Helen Belt of Lane said that entertainers from Osawatomie came to community meetings and that a hat was passed at the end of the program. The entertainers were Bob Martin, Bill West and Caleb Burns.
“My husband, Bob, rode a horse to school in the late 1920s and early 1930s, which he kept in the horse barn. A vivid memory is when he charged his horse through a big snowdrift, only to discover someone had piled brush there and made it appear to be a snowdrift. He and the horse rolled over and over, but miraculously, they weren’t hurt.”
Bill Robinson, the husband of Claudine, a teacher at Christian Ridge in the 1940s, wrote a 16-verse poem about the school. Elaine (Hills) Dyer, Ottawa RFD 1, furnished this verse:
“It’s a school very dear, to everyone here, a school of which we are proud. It’s a pleasure to know it, and I hope we can show it, a school with great interest endowed.
“The playgrounds about it, (there no one can doubt it) ten thousands of pleasures may bring. A quality high, that no money can buy, the envy of even a king.”
Other teachers at Christian Ridge were Maude Bray, Vada (Nofsinger) Mack, Ambrose Whytal, Frances Lefferson, Olive Brown, Belle Lehew, Verna Blunk, Luicile Kinder, Allie Hyton and a Mrs. Bircksfield, who was the last teacher.
Some school board members were Dennis Harkins, Floyd Carter, Newton Doman, Ansel Hills, Ray Belt and Louis Needham.
The last students to attend the school were Bill and Virgil Jones, Ralph, Darrel, Wanda, Roy and Ray Taylor, Norma and Katy Huston, Valeria, Danny, Henry, Dean, Phillip, Davy Joe and Dixie Lee Harkins.

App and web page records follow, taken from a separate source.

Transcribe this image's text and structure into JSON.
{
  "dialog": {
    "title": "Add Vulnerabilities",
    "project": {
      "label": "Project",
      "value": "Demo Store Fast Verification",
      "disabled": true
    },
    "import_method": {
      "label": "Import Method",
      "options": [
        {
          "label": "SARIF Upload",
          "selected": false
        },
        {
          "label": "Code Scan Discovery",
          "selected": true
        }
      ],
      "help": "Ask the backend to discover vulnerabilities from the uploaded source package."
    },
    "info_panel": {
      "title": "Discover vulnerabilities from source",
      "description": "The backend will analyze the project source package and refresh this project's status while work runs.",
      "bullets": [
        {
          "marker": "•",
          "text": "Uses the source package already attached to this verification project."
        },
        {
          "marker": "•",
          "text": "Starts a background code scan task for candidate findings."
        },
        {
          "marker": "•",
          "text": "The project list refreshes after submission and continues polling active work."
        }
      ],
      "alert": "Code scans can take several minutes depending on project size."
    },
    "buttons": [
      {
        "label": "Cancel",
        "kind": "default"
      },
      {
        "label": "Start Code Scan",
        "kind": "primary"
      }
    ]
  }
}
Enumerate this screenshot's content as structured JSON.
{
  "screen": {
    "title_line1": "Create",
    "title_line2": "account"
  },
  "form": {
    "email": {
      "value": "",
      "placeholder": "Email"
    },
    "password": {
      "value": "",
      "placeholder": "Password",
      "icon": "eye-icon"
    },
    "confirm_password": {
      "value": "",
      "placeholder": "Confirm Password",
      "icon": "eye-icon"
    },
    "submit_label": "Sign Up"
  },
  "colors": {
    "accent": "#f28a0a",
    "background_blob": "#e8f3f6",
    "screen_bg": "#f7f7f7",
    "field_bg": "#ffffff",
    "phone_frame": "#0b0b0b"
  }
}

Former students still living in Franklin County include Bob Belt, Elaine (Hills) Dyer, Elmo Shepherd, Dorothy (Hills) Chrisjohn, Fern (Hills) Lee, Clifford Hettler, Delores (Jones) Needham, Katy (Huston) Cunningham, Marilyn (Johnston) Waddle, Mildred (Carter) Higdon and Faith (Betz) James.